───── Data provided

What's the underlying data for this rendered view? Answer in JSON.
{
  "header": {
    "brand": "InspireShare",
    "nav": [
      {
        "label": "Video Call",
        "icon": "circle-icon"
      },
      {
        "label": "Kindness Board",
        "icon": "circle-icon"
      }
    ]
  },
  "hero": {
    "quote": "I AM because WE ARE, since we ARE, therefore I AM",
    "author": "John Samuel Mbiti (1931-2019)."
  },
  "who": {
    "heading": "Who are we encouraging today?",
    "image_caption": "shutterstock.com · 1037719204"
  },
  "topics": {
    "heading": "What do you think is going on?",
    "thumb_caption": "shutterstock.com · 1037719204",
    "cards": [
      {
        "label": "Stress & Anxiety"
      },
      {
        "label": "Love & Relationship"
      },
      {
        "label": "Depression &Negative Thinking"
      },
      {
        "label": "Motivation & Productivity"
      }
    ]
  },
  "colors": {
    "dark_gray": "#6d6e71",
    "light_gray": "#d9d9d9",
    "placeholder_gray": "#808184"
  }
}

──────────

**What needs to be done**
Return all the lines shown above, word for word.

**Answer to this problem**
What's the underlying data for this rendered view? Answer in JSON.
{
  "header": {
    "brand": "InspireShare",
    "nav": [
      {
        "label": "Video Call",
        "icon": "circle-icon"
      },
      {
        "label": "Kindness Board",
        "icon": "circle-icon"
      }
    ]
  },
  "hero": {
    "quote": "I AM because WE ARE, since we ARE, therefore I AM",
    "author": "John Samuel Mbiti (1931-2019)."
  },
  "who": {
    "heading": "Who are we encouraging today?",
    "image_caption": "shutterstock.com · 1037719204"
  },
  "topics": {
    "heading": "What do you think is going on?",
    "thumb_caption": "shutterstock.com · 1037719204",
    "cards": [
      {
        "label": "Stress & Anxiety"
      },
      {
        "label": "Love & Relationship"
      },
      {
        "label": "Depression &Negative Thinking"
      },
      {
        "label": "Motivation & Productivity"
      }
    ]
  },
  "colors": {
    "dark_gray": "#6d6e71",
    "light_gray": "#d9d9d9",
    "placeholder_gray": "#808184"
  }
}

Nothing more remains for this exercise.